Let’s do the pluses and minuses. Wray gets to be FBI director for a ten-year maximum term, which would make him about 60 years old when he leaves — plenty of time to leverage his experience for high-income work as an attorney or in other fields, if he chooses. The position certainly raises his profile, and it undoubtedly offers Wray the opportunity to do challenging and satisfying work. The minuses: Big pay cut, much higher scrutiny, and significant restrictions on personal choices. Many people who take these kinds of positions do take salary cuts and embrace these other minuses in the process as part of their trade-off, so that’s not exactly unusual.
At this moment, though, there are some other significant minuses that are unique to this situation. First, Wray will work for a man who’s rather notorious for firing people, including Wray’s predecessor. Second, the FBI has just exited center stage in the Russia probe thanks to the establishment of Robert Mueller as special counsel, but it’s not fully off-stage either. Anyone who comes into the director position by Donald Trump’s appointment will get viewed with some suspicion regardless of their personal integrity. Wray’s setting himself up for a lot of these committee hearings over the next few years.
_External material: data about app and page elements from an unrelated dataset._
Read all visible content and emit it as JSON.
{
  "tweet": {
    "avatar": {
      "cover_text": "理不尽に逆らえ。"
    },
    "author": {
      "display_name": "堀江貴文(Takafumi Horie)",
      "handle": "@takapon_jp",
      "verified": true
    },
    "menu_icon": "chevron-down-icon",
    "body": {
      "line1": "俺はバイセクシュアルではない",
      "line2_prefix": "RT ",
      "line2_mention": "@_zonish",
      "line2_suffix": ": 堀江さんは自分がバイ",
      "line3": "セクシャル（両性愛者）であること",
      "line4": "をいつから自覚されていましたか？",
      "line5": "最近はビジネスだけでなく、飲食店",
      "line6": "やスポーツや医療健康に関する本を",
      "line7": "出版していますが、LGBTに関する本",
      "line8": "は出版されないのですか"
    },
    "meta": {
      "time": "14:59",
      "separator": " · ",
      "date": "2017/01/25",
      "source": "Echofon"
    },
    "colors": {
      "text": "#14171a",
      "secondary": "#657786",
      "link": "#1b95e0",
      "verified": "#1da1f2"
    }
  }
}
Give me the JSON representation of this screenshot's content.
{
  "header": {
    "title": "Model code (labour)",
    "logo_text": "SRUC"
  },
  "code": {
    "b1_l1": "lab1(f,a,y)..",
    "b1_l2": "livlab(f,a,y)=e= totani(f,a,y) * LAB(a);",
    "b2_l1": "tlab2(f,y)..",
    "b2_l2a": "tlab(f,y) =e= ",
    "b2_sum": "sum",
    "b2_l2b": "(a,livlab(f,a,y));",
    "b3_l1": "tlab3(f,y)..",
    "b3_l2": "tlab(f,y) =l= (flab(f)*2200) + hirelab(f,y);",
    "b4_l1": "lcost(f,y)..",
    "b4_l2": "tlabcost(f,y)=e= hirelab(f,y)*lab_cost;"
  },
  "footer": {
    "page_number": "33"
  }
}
Today’s won’t exactly be gentle, either, as Democrats plan to probe Wray’s integrity to their own satisfaction:
“After Comey was fired, as the president said, to stop the Russia investigation, there are some fundamental questions that need to be asked about any director of the FBI,” Senate Minority Whip Dick Durbin of Illinois, a member of the Judiciary Committee, said in an interview Tuesday. “Where is your commitment? Is your commitment to the law, or to the president who chose you?” …
Wray confronts the same high-wire balancing act that other Trump picks, including Supreme Court Justice Neil Gorsuch and Attorney General Jeff Sessions, faced during their hearings: demonstrating his independence from Trump without alienating him.
But for Wray, that question is even more dicey considering the circumstances in which Comey was fired. The former FBI director testified Trump told him during a private dinner that “I need loyalty, I expect loyalty” — and Wray is likely to be pressed on whether he, too, faced a similar loyalty oath.
“To be very blunt, he’s appointed by an administration that is under investigation for obstruction of justice,” said Sen. Richard Blumenthal (D-Conn.), another member of the Judiciary Committee who will grill Wray on Wednesday. “So why is that? Why was he appointed? What has been said to him? And what has he said to others in the course of the interviews that were conducted leading to his nomination?”
Wray may get a few Bridgegate questions along the way too, although he won’t be able to answer in depth, as Chris Christie was his client in that case. They’ll likely drill down into Wray’s investment holdings and discuss how he plans to deal with any potential conflicts of interest if and when cases arise that involve corporations in his portfolio, but that’s pretty much SOP for these proceedings. What the panel members will really be asking Wray is whether it’s worth it — and it might be interesting to hear his answer.
Update: I initially left out the word “nominee” in the headline; fixed now.